___ THE INPUT ___

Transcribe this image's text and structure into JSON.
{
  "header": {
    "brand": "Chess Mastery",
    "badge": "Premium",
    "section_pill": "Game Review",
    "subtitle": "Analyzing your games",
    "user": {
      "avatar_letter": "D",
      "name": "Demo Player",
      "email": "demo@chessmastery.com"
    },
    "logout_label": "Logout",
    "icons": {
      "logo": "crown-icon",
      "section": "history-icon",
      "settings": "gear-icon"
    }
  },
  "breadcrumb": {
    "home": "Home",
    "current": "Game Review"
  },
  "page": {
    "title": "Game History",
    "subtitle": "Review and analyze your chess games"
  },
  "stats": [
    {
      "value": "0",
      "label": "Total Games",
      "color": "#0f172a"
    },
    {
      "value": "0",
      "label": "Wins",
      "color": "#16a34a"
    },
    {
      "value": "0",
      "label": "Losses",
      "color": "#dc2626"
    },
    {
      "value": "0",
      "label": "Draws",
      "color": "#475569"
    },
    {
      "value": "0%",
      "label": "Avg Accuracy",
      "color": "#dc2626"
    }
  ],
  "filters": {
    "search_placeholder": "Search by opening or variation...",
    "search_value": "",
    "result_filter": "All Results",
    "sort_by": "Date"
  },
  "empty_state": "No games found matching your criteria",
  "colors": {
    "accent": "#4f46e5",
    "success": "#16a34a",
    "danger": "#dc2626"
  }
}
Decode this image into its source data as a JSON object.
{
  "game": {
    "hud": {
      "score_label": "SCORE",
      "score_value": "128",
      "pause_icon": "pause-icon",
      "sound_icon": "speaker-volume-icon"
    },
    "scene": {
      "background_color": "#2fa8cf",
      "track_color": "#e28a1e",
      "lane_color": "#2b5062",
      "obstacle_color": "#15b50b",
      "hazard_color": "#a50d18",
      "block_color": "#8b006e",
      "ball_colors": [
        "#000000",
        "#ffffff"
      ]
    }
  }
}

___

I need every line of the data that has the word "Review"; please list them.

EXERCISE RESPONSE:
    "section_pill": "Game Review",
    "current": "Game Review"
    "subtitle": "Review and analyze your chess games"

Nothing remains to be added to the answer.